* _Your goal_
Check every line below for the word "displays" and show those that hold it.

Records from a dataset:
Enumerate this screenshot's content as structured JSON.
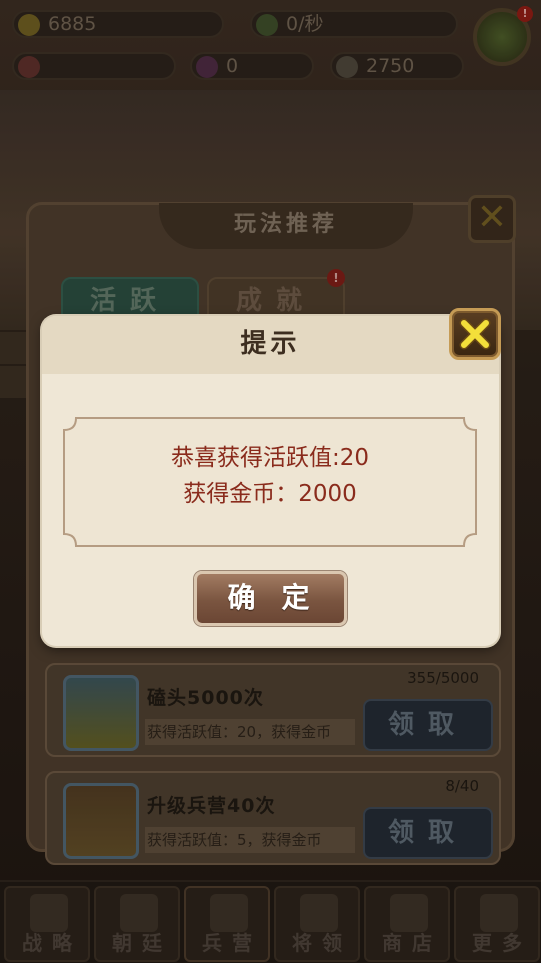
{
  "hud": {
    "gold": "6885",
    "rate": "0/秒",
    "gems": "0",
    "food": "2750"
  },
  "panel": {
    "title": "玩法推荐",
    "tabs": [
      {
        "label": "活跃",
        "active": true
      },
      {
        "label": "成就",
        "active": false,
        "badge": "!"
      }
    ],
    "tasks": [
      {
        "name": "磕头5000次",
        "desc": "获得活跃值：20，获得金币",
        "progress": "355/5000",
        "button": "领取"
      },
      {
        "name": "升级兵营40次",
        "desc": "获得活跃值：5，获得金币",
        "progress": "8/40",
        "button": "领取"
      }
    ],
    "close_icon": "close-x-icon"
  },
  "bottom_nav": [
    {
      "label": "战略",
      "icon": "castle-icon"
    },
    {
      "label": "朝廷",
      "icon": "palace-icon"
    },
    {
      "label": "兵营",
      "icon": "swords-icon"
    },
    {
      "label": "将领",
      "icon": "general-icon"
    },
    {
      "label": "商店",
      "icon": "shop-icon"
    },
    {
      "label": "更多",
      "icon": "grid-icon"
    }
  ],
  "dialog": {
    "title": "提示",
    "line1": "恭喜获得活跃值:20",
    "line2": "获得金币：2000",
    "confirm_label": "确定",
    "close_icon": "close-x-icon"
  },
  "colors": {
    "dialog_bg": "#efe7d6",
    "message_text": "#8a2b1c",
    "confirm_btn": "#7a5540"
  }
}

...

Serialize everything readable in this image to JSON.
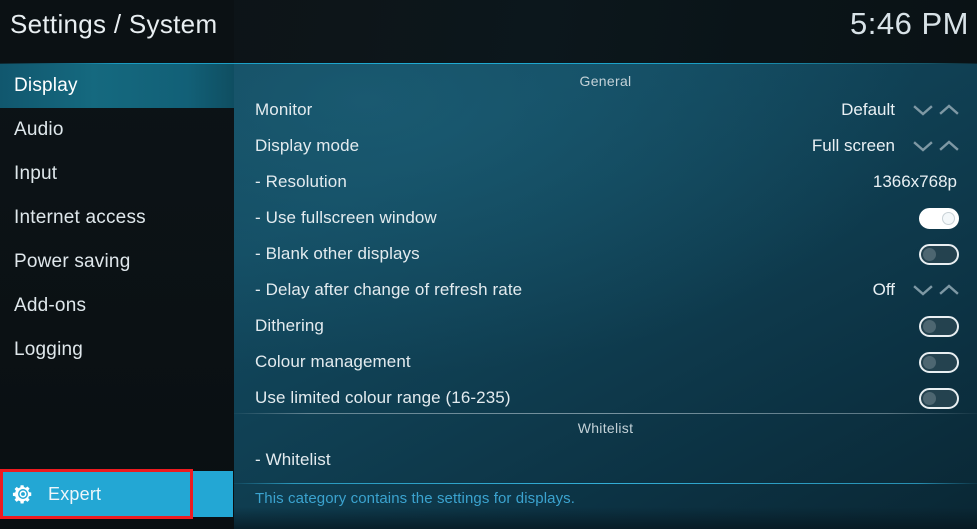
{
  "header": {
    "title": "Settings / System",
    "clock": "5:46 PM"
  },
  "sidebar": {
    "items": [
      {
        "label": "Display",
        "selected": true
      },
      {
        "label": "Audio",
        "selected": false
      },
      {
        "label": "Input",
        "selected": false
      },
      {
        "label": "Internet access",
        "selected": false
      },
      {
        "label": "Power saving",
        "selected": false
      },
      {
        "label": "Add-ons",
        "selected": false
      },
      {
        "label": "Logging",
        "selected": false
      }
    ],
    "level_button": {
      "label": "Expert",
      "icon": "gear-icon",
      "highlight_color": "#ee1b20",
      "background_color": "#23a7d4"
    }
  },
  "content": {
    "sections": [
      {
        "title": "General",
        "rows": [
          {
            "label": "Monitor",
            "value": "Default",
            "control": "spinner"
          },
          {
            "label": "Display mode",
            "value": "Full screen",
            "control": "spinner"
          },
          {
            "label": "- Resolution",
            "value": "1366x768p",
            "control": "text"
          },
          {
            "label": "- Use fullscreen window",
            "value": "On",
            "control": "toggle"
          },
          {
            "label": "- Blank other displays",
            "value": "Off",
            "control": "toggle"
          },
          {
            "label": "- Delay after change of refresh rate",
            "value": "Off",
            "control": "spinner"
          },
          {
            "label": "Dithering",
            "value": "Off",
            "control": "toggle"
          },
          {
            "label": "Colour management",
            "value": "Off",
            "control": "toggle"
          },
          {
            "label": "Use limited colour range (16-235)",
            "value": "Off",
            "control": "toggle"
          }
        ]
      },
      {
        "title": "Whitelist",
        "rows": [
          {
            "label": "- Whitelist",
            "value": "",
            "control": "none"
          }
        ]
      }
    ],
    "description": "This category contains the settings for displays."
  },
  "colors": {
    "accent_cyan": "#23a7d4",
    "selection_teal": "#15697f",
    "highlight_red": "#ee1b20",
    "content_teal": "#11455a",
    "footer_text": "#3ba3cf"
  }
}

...

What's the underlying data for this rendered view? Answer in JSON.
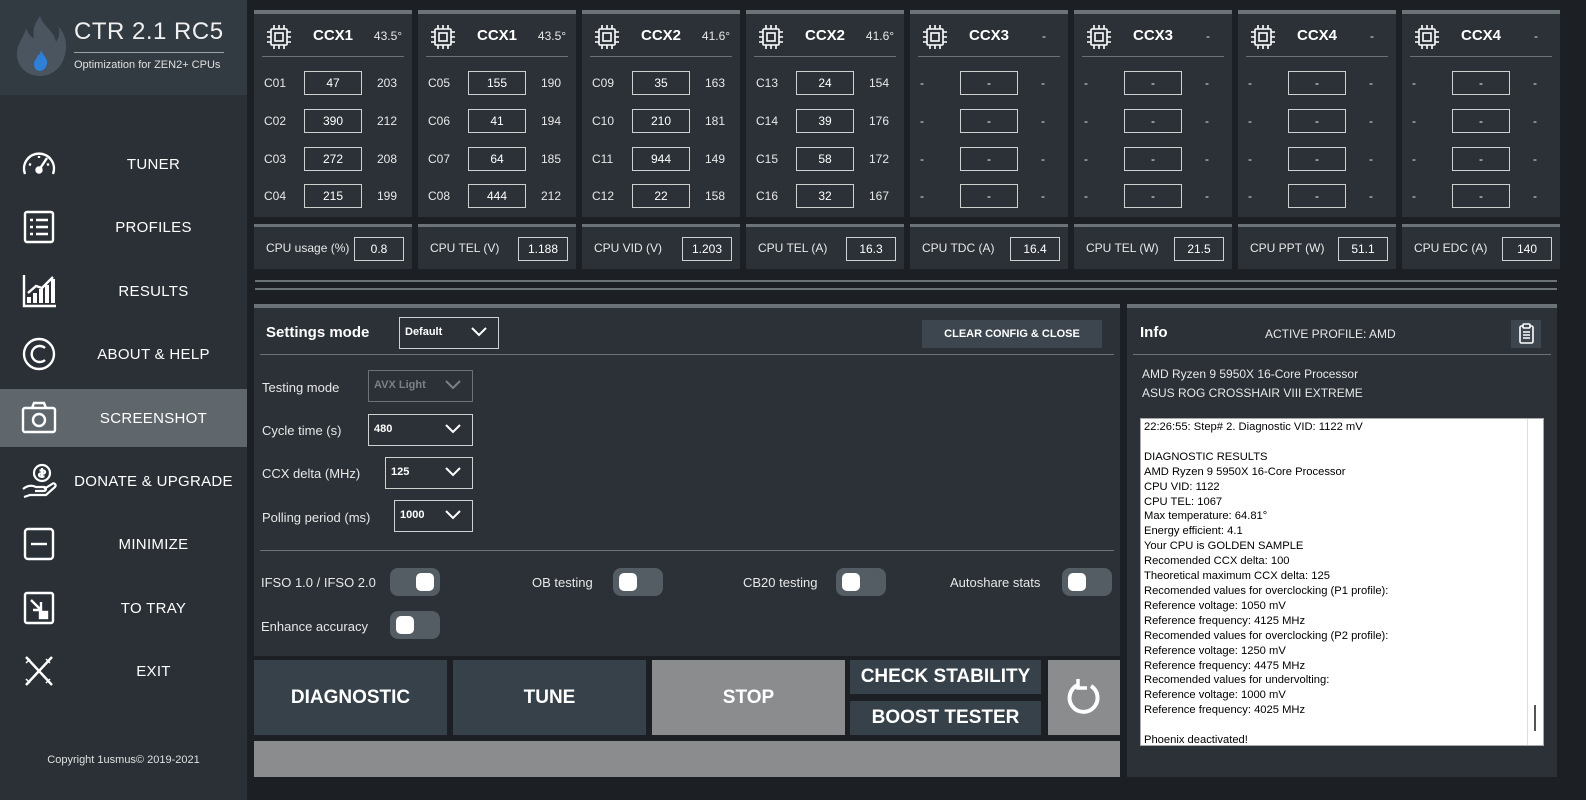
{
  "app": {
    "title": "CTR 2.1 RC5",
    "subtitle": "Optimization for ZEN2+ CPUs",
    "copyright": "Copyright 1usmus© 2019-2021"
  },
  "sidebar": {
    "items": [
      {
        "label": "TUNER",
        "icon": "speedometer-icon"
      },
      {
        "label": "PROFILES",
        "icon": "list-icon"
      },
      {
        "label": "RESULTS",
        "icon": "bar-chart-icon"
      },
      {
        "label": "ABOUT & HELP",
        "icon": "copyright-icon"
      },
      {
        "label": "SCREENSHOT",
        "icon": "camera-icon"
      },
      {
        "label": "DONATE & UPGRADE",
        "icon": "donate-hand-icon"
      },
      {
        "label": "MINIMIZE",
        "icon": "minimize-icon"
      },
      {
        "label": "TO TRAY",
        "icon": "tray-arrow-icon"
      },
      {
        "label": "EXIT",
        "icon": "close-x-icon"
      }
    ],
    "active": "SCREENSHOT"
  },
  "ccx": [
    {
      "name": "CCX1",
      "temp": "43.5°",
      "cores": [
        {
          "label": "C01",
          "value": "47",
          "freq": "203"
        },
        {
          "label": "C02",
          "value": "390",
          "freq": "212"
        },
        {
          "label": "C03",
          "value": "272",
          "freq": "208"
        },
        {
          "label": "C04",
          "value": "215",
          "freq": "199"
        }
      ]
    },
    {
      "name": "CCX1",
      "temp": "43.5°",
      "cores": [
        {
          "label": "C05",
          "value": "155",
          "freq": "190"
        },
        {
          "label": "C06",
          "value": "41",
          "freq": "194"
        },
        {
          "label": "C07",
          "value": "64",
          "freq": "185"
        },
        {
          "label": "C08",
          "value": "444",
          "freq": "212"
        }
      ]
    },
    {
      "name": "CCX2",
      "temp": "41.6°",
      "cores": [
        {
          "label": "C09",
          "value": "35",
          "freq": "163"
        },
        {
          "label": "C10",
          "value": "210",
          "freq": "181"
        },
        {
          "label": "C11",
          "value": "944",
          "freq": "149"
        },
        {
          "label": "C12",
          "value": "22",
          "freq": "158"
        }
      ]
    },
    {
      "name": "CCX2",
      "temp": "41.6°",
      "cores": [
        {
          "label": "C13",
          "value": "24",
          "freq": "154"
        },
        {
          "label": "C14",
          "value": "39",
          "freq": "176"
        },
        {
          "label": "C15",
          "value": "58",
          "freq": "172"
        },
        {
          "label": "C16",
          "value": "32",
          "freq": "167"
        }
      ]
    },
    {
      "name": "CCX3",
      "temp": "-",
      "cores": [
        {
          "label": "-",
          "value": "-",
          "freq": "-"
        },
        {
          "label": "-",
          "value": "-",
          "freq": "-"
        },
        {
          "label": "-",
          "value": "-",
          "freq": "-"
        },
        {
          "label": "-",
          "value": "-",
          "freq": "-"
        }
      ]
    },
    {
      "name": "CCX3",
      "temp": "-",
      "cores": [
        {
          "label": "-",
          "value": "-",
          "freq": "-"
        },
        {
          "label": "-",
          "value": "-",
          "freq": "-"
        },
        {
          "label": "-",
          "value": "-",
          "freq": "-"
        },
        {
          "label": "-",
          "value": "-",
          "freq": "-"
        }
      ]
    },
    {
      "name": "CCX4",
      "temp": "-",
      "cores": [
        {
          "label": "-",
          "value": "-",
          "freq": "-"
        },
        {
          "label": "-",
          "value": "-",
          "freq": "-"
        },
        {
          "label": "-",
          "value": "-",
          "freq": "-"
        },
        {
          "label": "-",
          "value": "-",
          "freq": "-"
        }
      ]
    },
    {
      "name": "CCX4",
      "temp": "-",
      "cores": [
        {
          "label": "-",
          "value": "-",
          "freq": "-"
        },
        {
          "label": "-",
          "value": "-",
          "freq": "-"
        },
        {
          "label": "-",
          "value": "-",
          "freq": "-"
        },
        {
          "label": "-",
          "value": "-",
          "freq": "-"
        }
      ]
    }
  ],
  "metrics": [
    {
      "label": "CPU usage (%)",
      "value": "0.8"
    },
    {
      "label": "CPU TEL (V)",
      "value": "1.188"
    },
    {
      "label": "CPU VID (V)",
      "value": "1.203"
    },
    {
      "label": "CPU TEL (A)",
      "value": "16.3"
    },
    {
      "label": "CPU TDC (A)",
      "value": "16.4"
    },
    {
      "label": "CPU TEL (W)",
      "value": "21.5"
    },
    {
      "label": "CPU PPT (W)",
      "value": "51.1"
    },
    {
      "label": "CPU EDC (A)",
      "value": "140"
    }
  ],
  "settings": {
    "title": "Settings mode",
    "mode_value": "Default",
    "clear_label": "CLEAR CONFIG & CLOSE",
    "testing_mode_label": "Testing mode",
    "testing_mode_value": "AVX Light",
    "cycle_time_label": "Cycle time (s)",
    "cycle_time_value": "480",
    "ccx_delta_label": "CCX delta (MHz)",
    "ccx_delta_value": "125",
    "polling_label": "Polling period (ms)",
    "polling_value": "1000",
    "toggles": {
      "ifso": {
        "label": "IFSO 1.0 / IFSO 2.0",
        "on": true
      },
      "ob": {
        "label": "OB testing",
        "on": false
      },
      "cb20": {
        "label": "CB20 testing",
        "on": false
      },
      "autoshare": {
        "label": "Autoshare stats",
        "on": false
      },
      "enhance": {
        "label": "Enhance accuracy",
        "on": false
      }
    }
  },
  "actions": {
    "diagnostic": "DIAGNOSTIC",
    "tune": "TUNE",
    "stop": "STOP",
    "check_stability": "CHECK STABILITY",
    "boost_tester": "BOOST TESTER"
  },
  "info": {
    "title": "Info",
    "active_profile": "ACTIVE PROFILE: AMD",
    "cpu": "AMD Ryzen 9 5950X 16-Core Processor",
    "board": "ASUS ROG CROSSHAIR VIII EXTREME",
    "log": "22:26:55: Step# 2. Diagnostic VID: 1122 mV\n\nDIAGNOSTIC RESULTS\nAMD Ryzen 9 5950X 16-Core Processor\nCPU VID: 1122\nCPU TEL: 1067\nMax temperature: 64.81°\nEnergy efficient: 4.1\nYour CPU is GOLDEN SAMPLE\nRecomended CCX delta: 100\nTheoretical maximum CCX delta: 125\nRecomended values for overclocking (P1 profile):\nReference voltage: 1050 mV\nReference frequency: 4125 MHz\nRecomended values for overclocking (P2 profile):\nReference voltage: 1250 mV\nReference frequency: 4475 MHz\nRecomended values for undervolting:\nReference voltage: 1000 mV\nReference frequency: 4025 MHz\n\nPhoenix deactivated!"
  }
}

* _Output below_
            "label": "- Blank other displays",
    "description": "This category contains the settings for displays."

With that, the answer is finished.